Am Surg. 2010 Apr;76(4):406-10.


Emergency room thoracotomy (ERT) has remained a last resort tool of resuscitation in the management of patients with major trauma. The medical records of all patients undergoing ERT for penetrating chest trauma from January 1, 2000 through April 30, 2008 were retrospectively reviewed. The data from this study were added to data collected in two previous studies conducted at our institution for meta-analysis. A total of 102 ERTs were performed. There were 28 Class I patients (27.4%), 58 Class II (56.8%), six Class III (5.8%), and 11 Class IV (10.7%). The number of ERTs performed on Class I patients has decreased from 58.3 per cent in the 1995 group to 35.4 per cent in the 1999 group. There was an overall survival of 7.8 per cent in the current period of review. Overall survival in the 1995 group was 2.5 per cent, 1999 was 2.7 per cent, and 2008 was 7.8 per cent. The majority of the survival benefit occurs in patients who have electrical activity and a blood pressure when examined in the emergency department (Class III and IV). We intend to do future prospective research to further clarify the Class II patients when evaluating the type of rhythm shown on electrocardiogram tracing to move away from the generic pulseless electrical activity category.

MeSH terms

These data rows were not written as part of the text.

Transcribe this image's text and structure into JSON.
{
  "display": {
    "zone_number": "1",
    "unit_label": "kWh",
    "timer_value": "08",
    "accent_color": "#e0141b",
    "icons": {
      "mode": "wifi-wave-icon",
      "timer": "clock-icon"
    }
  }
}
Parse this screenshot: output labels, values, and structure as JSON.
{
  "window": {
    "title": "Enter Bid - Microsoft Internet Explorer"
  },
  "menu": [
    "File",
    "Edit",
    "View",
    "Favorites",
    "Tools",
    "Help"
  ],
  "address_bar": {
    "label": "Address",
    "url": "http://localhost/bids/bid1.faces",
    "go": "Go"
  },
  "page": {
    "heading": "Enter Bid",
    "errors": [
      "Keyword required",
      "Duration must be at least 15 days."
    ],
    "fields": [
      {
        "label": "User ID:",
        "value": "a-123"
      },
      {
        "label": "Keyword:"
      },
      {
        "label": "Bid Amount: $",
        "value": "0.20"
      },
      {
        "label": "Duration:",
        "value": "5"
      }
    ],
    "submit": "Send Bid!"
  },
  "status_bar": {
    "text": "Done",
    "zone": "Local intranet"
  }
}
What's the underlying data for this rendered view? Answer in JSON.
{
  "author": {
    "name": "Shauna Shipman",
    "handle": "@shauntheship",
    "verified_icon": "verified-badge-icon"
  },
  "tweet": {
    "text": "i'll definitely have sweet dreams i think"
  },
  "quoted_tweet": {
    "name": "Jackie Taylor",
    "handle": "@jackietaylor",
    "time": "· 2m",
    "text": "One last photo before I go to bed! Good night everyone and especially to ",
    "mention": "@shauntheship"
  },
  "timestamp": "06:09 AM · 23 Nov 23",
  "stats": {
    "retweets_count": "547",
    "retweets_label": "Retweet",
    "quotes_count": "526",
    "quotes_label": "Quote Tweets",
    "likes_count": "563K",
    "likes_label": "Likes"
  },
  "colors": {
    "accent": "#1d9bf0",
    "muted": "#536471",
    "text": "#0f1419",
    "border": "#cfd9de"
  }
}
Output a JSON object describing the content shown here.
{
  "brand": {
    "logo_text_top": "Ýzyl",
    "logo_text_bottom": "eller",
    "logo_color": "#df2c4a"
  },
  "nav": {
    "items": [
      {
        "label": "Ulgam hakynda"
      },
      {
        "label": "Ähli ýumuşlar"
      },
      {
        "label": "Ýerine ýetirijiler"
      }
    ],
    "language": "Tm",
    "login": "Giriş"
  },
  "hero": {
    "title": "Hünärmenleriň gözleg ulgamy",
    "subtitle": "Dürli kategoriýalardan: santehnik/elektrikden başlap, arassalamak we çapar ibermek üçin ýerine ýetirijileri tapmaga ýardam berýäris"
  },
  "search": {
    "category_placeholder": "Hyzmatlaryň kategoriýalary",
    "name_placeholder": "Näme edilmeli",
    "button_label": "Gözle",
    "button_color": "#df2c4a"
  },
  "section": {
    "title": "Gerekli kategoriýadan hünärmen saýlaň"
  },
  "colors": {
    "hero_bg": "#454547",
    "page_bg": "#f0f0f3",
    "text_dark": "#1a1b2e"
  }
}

  • Adolescent
  • Adult
  • Aged
  • Chi-Square Distribution
  • Female
  • Humans
  • Male
  • Middle Aged
  • Patient Selection*
  • Retrospective Studies
  • Survival Rate
  • Thoracic Injuries / mortality
  • Thoracic Injuries / surgery*
  • Thoracotomy*
  • Trauma Centers*
  • Treatment Outcome